The idea of decline has always held a certain allure to historians and politicians alike. The high prophet of this declinism was Oswald Spengler, whose 1918 book The Decline of the West has become a motivating treatise for the American New Right. For these modern-day doomsayers, the United States is predestined to ruin, beset by internal crises of spiritedness and domestic politics as well as external threats of rising challengers to the US-led world order. These concerns are not unfounded – a revanchist China will be the largest geopolitical crisis of the twenty-first century and any casual observer of American politics can attest to the sorry state of domestic politics in America today.
Matthew Wilson, Daily Princetonian
Excerpt: As I write this essay, the despicable poison of Jew-hatred has taken a firm hold at so many college campuses, Princeton included. Here at Princeton, activists proudly chant “Intifada” and demand the complete eradication of the world’s only Jewish state; elsewhere, from Cornell, Harvard, and the University of Pennsylvania to Ohio State and Cooper Union, frightening (and sometimes violent and illegal) exhibitions of anti-Jewish attitudes abound.
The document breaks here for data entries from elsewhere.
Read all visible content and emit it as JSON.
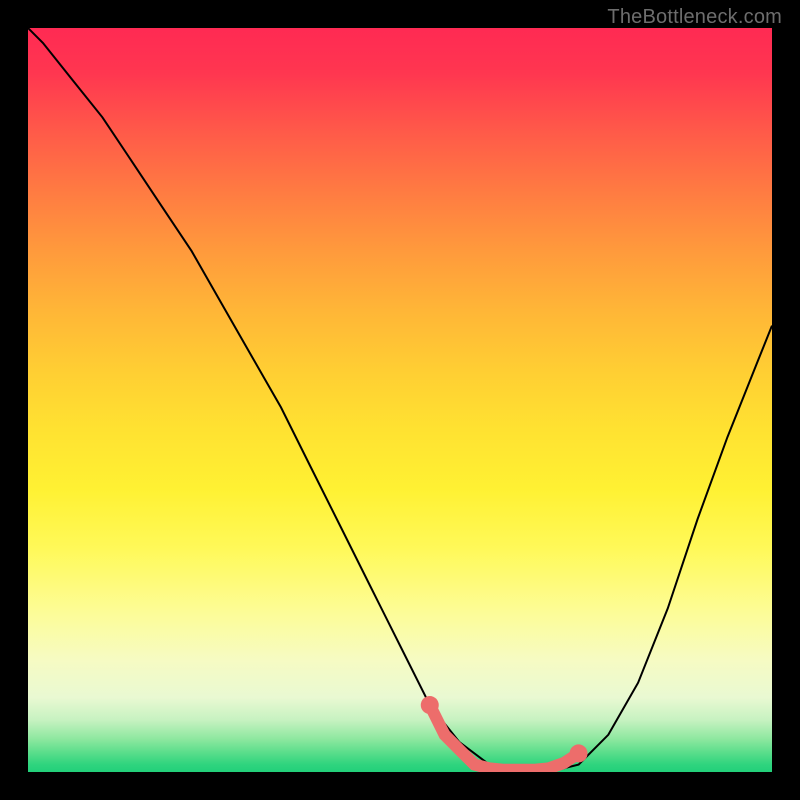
{
  "watermark": "TheBottleneck.com",
  "plot": {
    "x_range": [
      0,
      100
    ],
    "y_range": [
      0,
      100
    ],
    "marker_color": "#ed6d6b",
    "marker_stroke_width": 12,
    "marker_dot_radius": 9
  },
  "chart_data": {
    "type": "line",
    "title": "",
    "xlabel": "",
    "ylabel": "",
    "xlim": [
      0,
      100
    ],
    "ylim": [
      0,
      100
    ],
    "series": [
      {
        "name": "curve",
        "x": [
          0,
          2,
          6,
          10,
          14,
          18,
          22,
          26,
          30,
          34,
          38,
          42,
          46,
          50,
          54,
          58,
          62,
          66,
          70,
          74,
          78,
          82,
          86,
          90,
          94,
          98,
          100
        ],
        "values": [
          100,
          98,
          93,
          88,
          82,
          76,
          70,
          63,
          56,
          49,
          41,
          33,
          25,
          17,
          9,
          4,
          1,
          0,
          0,
          1,
          5,
          12,
          22,
          34,
          45,
          55,
          60
        ]
      },
      {
        "name": "highlight-segment",
        "x": [
          54,
          56,
          58,
          60,
          62,
          64,
          66,
          68,
          70,
          72,
          74
        ],
        "values": [
          9,
          5,
          3,
          1,
          0.5,
          0.3,
          0.3,
          0.3,
          0.5,
          1.2,
          2.5
        ]
      }
    ],
    "markers": [
      {
        "name": "dot-left",
        "x": 54,
        "y": 9
      },
      {
        "name": "dot-right",
        "x": 74,
        "y": 2.5
      }
    ]
  }
}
For the most part, university responses to these shameful displays have been tepid and restrained. these same universities, despite being so reticent to speak out now, have a prolonged public history of weighing in on a wide array of hotly contested and politically controversial topics. At Princeton, for instance, recent years have seen official statements issued deploring Supreme Court rulings on abortion and affirmative action, condemning a jury verdict, and attacking a professor for his political views. On Hamas’s terrorist attacks? No official statements.